When I was researching my contribution to Seduction on a Snowy Night, I learned that a favorite Yuletide treat was gilded gingerbread. It’s exactly what it sounds like: gingerbread that was made in moulds, baked, painted with an egg-white wash, and then covered with gold leaf. Since the earliest documented gingerbread figures were baked for Elizabeth I, and Germans were gilding gingerbread figures and houses as early as the eighteenth century, the practice was widespread by the Regency period.
But was it dangerous to ingest all that gold? Probably no more so than eating the latest trendy dessert or cocktail containing gold leaf. The problem came when bakers tried to save money by using Dutch foil, made of copper instead of gold. Several period texts warned against this, since you might poison your primary customers: children!
During Regency and Victorian times, the holidays extended to January 5, the eve of the Epiphany. Decorations remained up until then, and people closed the season with parties and balls.
One special dish served at these events was the Twelfth Night Cake. Though similar to a modern-day fruit cake, this was a huge dessert heavily iced and topped with elaborate sugar figures and settings. Baked into each confection was one bean and one pea, and the man and woman who found them in their slices would be crowned the king and queen of that evening’s festivities.
Today, our season precedes Christmas, but there are still homeowners who do not take down the decorations until January 6 because of this old tradition.
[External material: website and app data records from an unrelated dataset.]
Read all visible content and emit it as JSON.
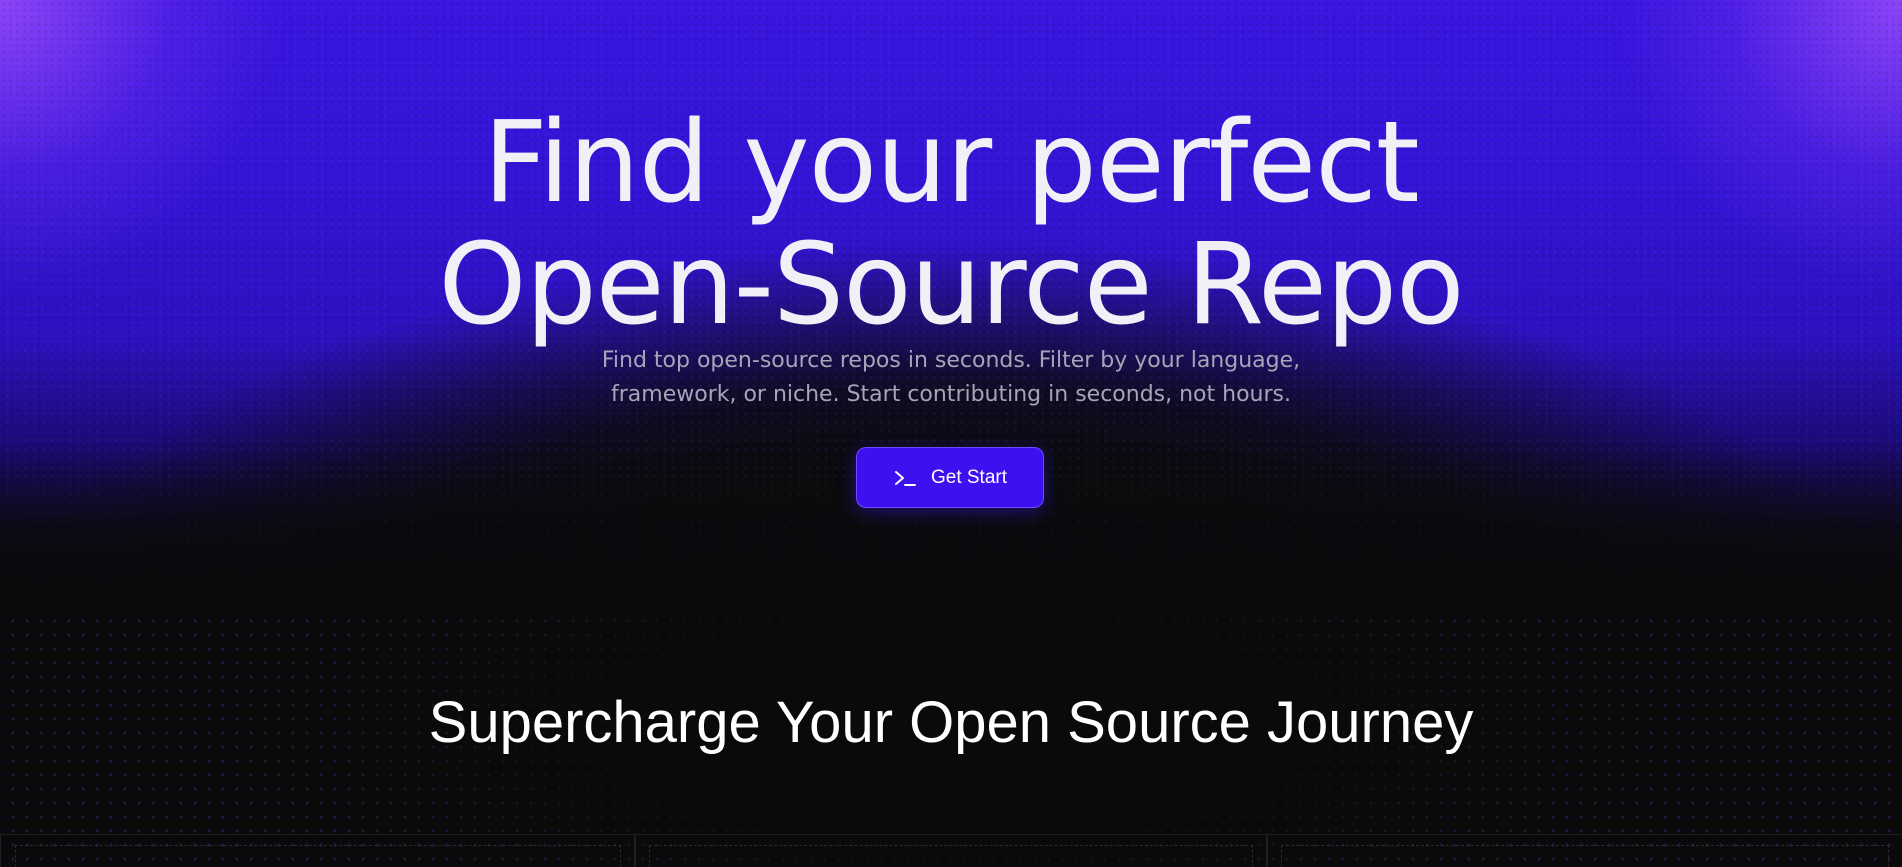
{
  "hero": {
    "title_line1": "Find your perfect",
    "title_line2": "Open-Source Repo",
    "subtitle": "Find top open-source repos in seconds. Filter by your language, framework, or niche. Start contributing in seconds, not hours.",
    "cta": {
      "icon": "terminal-icon",
      "label": "Get Start"
    }
  },
  "features": {
    "title": "Supercharge Your Open Source Journey"
  },
  "colors": {
    "accent": "#3d10ef",
    "hero_purple": "#3414d6",
    "background": "#0a0a0b",
    "text_primary": "#f2f0f7",
    "text_muted": "#a8a4b8"
  }
}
This winter, steal away with the reigning queens of Regency Romance . . . to a surprise snowstorm, the comfort of a blazing fire, and the heat of a lover’s kisses . . .
A CHRISTMAS ABDUCTION by Madeline Hunter
Caroline Dunham has a bone to pick with notorious rake Baron Thornhill—and a creative plan to insure his undivided attention. Yet once in close quarters, she finds herself beholden to their smoldering connection . . .
A PERFECT MATCH by Sabrina Jeffries
Whisked away from a wintry ball by the officer she knew only through letters, Cassandra Isles struggles with her feelings for the commanding Colonel Lord Heywood. For he, secretly a fortune-hunter, must marry for money to save his estate—and Cass, secretly an heiress, will accept nothing less than
love . . .
ONE WICKED WINTER NIGHT by Mary Jo Putney
Dressed as a veiled princess, Lady Diana Lawrence is shocked to discover that the mysterious corsair who tempts her away from the costume ball is the duke she once loved and lost. Now snowed in with Castleton at a remote lodge, will she surrender to the passion still burning hotly between them?
About the Authors